Video of highway stop involving LGBTQ leaders provokes questions

LGBTQ Philadelphia trooper
Celena Morrison-McLean, executive director of the city’s Office of LGBT Affairs, speaks at a news conference last year.
Jack Tomczuk / Metro File Photo

Video of a confrontation between a state trooper and two prominent local LGBTQ leaders spread on social media over the weekend, sparking questions about the officer’s conduct and whether the couple should face charges.

The exchange occurred after a trooper stopped Celena Morrison, 51, executive director of the city’s Office of LGBT Affairs, just after 9 a.m. Saturday on I-76 West near the Vine Street Expressway, according to an incident report provided by state police.

Police said another car, apparently driven by Morrison’s husband, 35-year-old Darius McLean, pulled up behind the cruiser. McLean, the state police account says, became “verbally combative,” refused the trooper’s orders and resisted arrest.

The clip seems to have been shot from Morrison’s cellphone, and, when it begins, McLean is on the ground being restrained by the trooper as rain falls on the pavement.

Multiple times, Morrison tells the trooper, “I work for the mayor,” and, at one point, he responds “shut the f— up.” Then, the video shows McLean saying, “It’s because I’m Black,” and the officer retorting, “It’s not because you’re Black.”
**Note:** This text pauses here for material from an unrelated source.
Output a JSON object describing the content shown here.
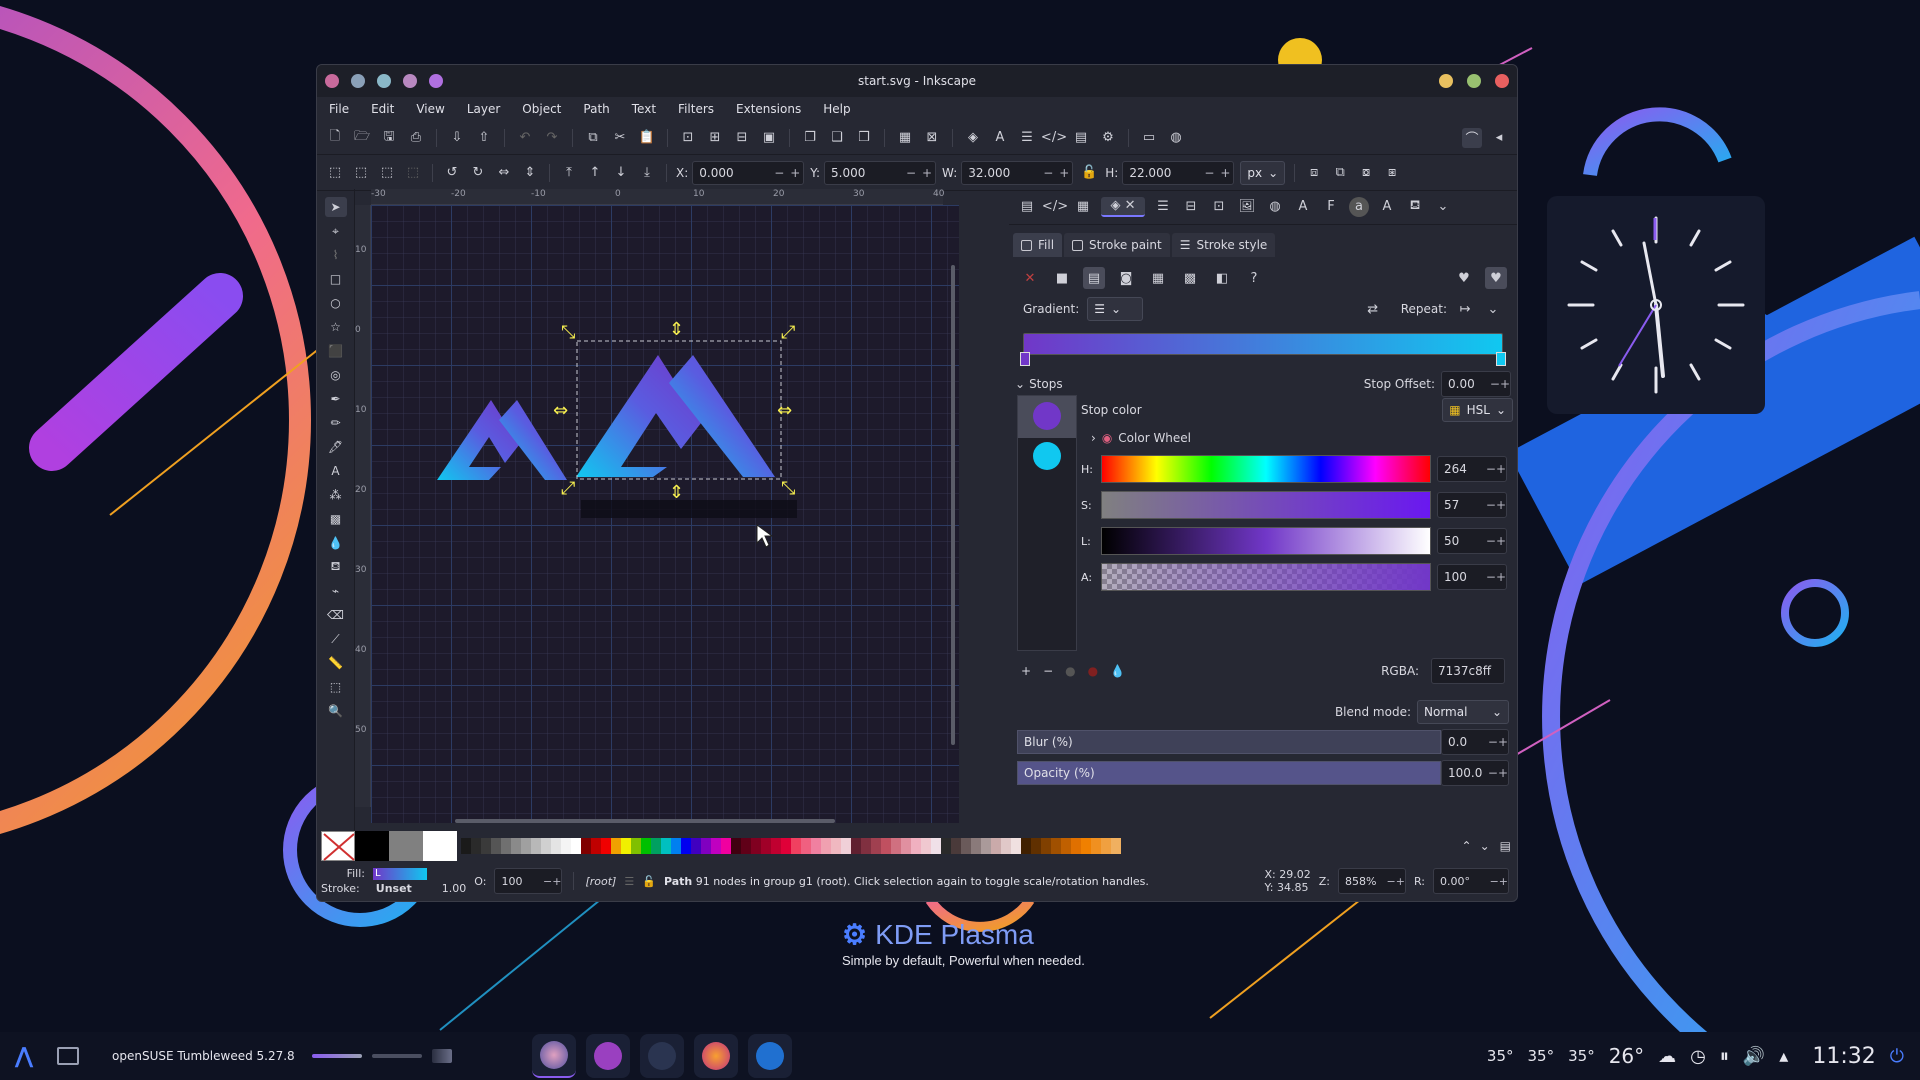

The trooper then leaves McLean on the ground and walks toward Morrison, appearing to lunge at her. At that point, the phone drops to the ground and only audio is captured.

Morrison, in the clip, accuses the trooper of punching her and pulling a gun, though neither action is shown in the video. McLean tells Morrison that he did not want her getting pulled over.

“This was a simple traffic stop because you didn’t have your lights on,” the trooper tells Morrison. “You didn’t have your lights on, and you were tailgating.”

State police, in a statement, said Morrison and McLean were arrested for resisting arrest, disorderly conduct, and obstruction of justice.

The District Attorney’s Office did not respond to a request for comment Sunday; however, in a statement to other media outlets, a spokesperson said the office “has made no charging decisions pending a thorough, even-handed investigation.”

Morrison has served as head of the city’s LGBT office since 2020, when she became the first transgender person to lead a municipal department or agency. She previously worked for the William Way LGBT Community Center and the Mazzoni Center and has served as a grand marshal for the city’s Pride parade. McLean is William Way’s current chief operating officer.

“A video circulating on social media that depicts a portion of the incident is very concerning to me, and I will have no further comment until the investigation has been completed,” Mayor Cherelle Parker posted Saturday on X, formerly known as Twitter.

Parker’s administration declined to comment further when contacted Sunday.

Rue Landau, who became the first openly LGBT City Council member when she took office in January, said in a statement that “the footage is alarming,” and she pledged to work with the city and state “to ensure transparency and to investigate further.”